Mastering the command line shell gives you unfathomable power and more importantly nerd cred. ;-)
A shell with nice completions and other customisable features.
Switching between multiple terminal emulator instances can hamper productivity. This terminal multiplexer can be used with a tiling window manager for a killer combination.
The GNU coreutils bundled with GNU/Linux can be used to perform straighforward tasks, and also arcane wizardry.
For as long as text terminals are used, it will be worth your while to be comfortable with using these.
Allows you to easily view, navigate, search and manage your command history.
A command line fuzzy finder.
Similar to other popular search tools like The Silver Searcher, ack and grep which can be used to search directories recursively.
Tiling window managers are useful in a typical programming session when you have to repeatedly switch between your text-editor, terminal emulator, web-browser, and any number of other programs you may have running. Alt-Tab never again!
A tiling window manager written in Haskell.
The best open source SVG editor there is. Also allows importing from, exporting to the commonly used graphical formats.
Easily converts between a great variety of markup formats.
A handy cheatsheet of algorithmic complexities associated with commonly used data structures and algorithms.
Learning to use references is one of the essential skills of a programmer. References are by necessity large and intimidating, but with time they become indispensable.
Programming Language References
Handy quick reference while writing C++ code. It can be downloaded for offline use.
Another reference on C++. It has clear examples to help you learn how to use the standard library.
Fairly large collection of C++ FAQs and their answers.
C++ Frequently Questioned Answers.
Official C++ FAQ
Simplified Common Lisp Reference
A selection of commonly used symbols.
Common Lisp HyperSpec™
The entire ANSI CL standard in HTML. Rather readable.
Freely available specifications for various internet-related protocols.
A good source of many exercise problems. Many of the problems here require some mathematical (and programming) knowledge.
Some practical programming problems in addition to the sorts of problems found at Project Euler.
Problem of the Day

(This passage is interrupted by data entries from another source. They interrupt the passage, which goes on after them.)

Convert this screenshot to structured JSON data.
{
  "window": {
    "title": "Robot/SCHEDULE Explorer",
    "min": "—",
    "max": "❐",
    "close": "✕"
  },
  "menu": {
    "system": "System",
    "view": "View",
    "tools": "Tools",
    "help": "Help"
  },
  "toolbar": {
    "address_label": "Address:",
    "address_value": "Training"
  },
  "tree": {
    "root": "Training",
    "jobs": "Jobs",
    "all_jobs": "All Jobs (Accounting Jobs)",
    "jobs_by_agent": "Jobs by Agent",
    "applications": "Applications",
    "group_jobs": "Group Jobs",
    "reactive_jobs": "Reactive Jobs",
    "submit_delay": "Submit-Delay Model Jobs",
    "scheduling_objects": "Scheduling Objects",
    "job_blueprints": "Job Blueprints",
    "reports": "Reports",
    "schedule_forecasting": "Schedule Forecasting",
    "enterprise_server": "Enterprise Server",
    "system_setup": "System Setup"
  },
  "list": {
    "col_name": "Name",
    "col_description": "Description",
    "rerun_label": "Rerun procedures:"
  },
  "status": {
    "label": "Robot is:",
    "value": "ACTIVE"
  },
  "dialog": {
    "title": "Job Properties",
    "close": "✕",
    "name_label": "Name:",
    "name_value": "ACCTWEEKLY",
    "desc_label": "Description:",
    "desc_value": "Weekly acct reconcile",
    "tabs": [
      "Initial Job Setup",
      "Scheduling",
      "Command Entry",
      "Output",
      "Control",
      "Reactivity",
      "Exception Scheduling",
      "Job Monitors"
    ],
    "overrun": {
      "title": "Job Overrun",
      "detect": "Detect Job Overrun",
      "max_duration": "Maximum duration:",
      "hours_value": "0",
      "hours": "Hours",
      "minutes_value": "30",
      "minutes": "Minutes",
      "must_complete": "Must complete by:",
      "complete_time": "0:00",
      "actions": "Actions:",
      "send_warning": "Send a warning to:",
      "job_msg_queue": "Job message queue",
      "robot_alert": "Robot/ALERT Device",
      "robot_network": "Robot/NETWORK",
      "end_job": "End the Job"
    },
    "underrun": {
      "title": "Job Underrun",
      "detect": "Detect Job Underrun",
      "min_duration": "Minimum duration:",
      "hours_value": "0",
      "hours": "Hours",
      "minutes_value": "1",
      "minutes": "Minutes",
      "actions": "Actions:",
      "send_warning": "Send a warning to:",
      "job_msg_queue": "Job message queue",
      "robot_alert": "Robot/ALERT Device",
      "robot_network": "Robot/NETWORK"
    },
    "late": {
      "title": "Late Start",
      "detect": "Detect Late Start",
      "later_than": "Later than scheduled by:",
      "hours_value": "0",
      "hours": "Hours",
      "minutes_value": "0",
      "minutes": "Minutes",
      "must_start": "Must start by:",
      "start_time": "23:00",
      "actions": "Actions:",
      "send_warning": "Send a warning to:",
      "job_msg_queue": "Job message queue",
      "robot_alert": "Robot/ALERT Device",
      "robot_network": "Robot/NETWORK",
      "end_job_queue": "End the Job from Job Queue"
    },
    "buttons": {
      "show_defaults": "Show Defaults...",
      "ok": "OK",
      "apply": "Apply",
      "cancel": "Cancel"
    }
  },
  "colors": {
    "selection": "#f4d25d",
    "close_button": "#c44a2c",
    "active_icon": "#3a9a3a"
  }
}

Any operating system that you are productive in, and happy with, is fine. If that is not the case, however, these are some of our recommendations.
neena says that it is a decent operating system. A widely used, stable Linux distribution.
A Linux distribution with an emphasis on simplicity, configurability and having the latest software packages. Rolling releases keep your system at the bleeding edge.
How to Become a Hacker
Just read it.
What I Tell All New Programmers
Good advice that new programmers will do well to follow.
Teach Yourself Programming in Ten Years
Check out his other articles, as well.
Joe Armstrong’s Advice
Joe Armstrong’s recommendations as to what might be worth learning.
How To Ask Questions The Smart Way
It’s a good idea to read this before asking questions on the internet (and in real life).
You and Your Research
Fascinating insights into the life experiences of a scientist, and his colleagues.
Programming Language Comparison by Mike Vanier
Slightly dated, but still a good comparison between the various languages the author has used in his career.
Paul Graham’s Articles
There are some interesting ideas presented here.
The C Programming Language
An excellent way to learn C, a widely used, influential programming language.
Structure and Interpretation of Computer Programs (SICP)
An enlightening introduction to computation and programming. Racket is a good choice for running the example code and doing the exercises from the book.